sisters in sports
For the Kanukel sisters, their favorite highlight of ONU Volleyball was playing on the same team for two seasons.
Hannah (Kanukel) CreagerBSBA ’05 and Karlee (Kanukel) BadenhopBSBA ’07, also point to other amazing highlights such as OAC Regular Season Champs/Co-Champs, OAC Tournament Champs and appearing in NCAA tournaments six out of six years.
They are grateful for the strong women who paved the way for them to take up sport at a high level decades earlier.
Karlee says, “I have certainly been blessed to reap the rewards of those who pushed for Title IX over 50 years ago and endured the hardships of playing/coaching female athletes. Since then, we have seen a significant growth in women’s athletics from youth to pro, which has skyrocketed the level of competition.”
She adds that she wants to continue for her daughter. “I want her to know that she should never lose sight of what makes us exceptional, what makes us strong, what makes us women.”
Playing volleyball at ONU has taught the sisters life skills, including resilience, confidence, discipline and a growth mindset, they say.
“The family culture I was part of during my polar bear years helped shape me into the woman I am today,” says Hannah.
Adds Karlee, “I often tell people that my experiences at ONU have made me a better person.”
The two sisters have more in common than just volleyball. Both met their husbands at ONU and both have four children!
Mom knows best
Lisa McFaddenBS ’96, rummaged in her closet and lo and behold, she still had it: her 1995 sweater emblazoned with her ONU volleyball jersey number!
Lisa is thrilled to wear the sweater again, this time in . Lea, an exercise physiology major, is wearing the lucky number 13 on her jersey this season, the same number her mother wore.
For a mother and daughter, playing volleyball at ONU is something they will always cherish.
Lea says, “Playing volleyball at Ohio Northern University means being a part of something bigger than myself.
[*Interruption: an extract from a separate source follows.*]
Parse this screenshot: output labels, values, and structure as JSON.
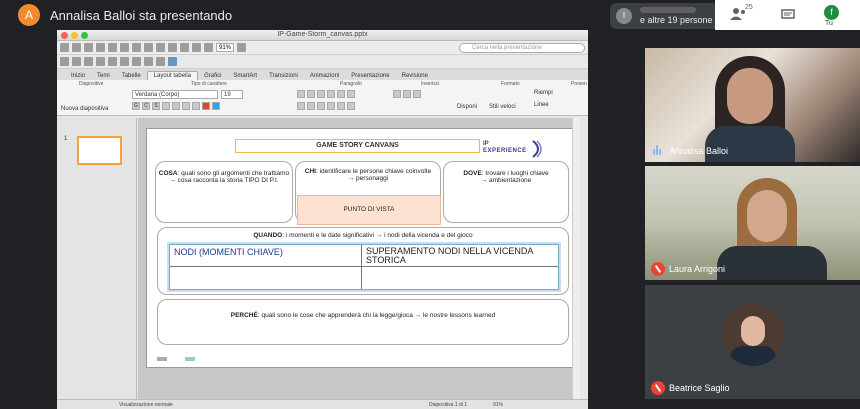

I learned what it means to take responsibility, earn respect, value teamwork and seek commitment , while I am a student-athlete at ONU.”
Lisa adds, “While playing volleyball at ONU, a special bond just developed between teammates and coaches. Even if you haven’t seen a teammate for several years, you can just pick up where you left off.”
She continues, “I’m so proud to be a polar bear volleyball player and I think that pride multiplies when Lea is one too. I’ve told my kids so many stories about playing volleyball at ONU over the years. (My kids always tell me they’ve heard this story before, but I’ll keep telling it anyway – ha ha ha!) Now, one day, Lea will be able to tell her own stories to her children. It’s so cool to see her in #13. It brings back so many great memories for me!”